START DATA FOR THIS EXERCISE

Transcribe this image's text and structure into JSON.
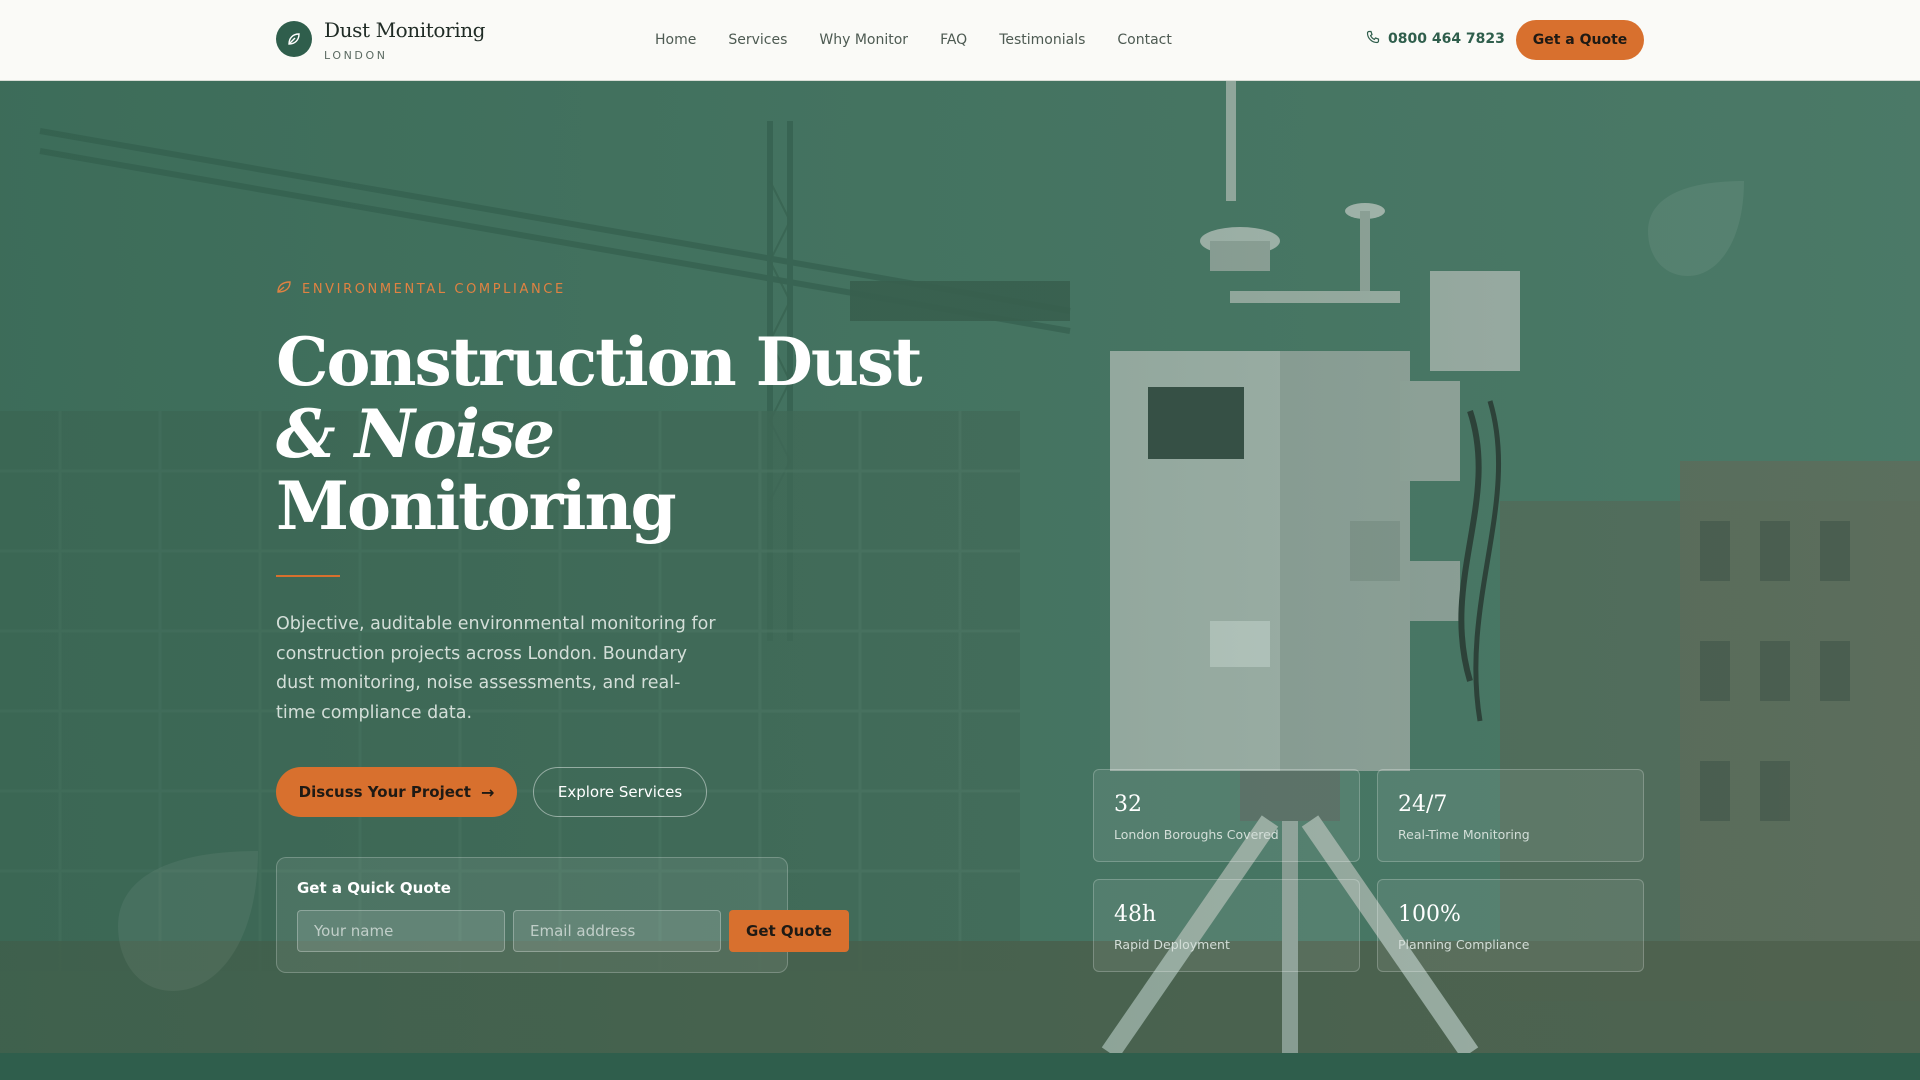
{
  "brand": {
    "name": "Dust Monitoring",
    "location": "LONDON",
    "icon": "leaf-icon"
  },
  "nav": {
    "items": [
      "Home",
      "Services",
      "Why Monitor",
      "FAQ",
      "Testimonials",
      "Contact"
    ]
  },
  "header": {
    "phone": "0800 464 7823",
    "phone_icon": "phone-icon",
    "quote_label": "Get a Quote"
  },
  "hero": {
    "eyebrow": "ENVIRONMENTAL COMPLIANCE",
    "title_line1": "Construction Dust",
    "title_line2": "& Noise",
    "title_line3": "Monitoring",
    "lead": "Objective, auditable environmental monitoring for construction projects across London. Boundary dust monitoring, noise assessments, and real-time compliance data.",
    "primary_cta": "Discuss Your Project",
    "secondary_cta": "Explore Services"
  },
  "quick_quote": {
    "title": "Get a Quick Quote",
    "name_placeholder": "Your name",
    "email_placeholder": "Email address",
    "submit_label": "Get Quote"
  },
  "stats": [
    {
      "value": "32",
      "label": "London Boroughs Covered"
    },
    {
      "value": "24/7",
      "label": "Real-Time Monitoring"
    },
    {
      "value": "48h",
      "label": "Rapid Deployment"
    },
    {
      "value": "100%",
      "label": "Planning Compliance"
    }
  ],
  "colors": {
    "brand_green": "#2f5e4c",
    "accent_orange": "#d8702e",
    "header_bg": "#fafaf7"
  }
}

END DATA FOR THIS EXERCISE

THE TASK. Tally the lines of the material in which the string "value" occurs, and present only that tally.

RESULT. 4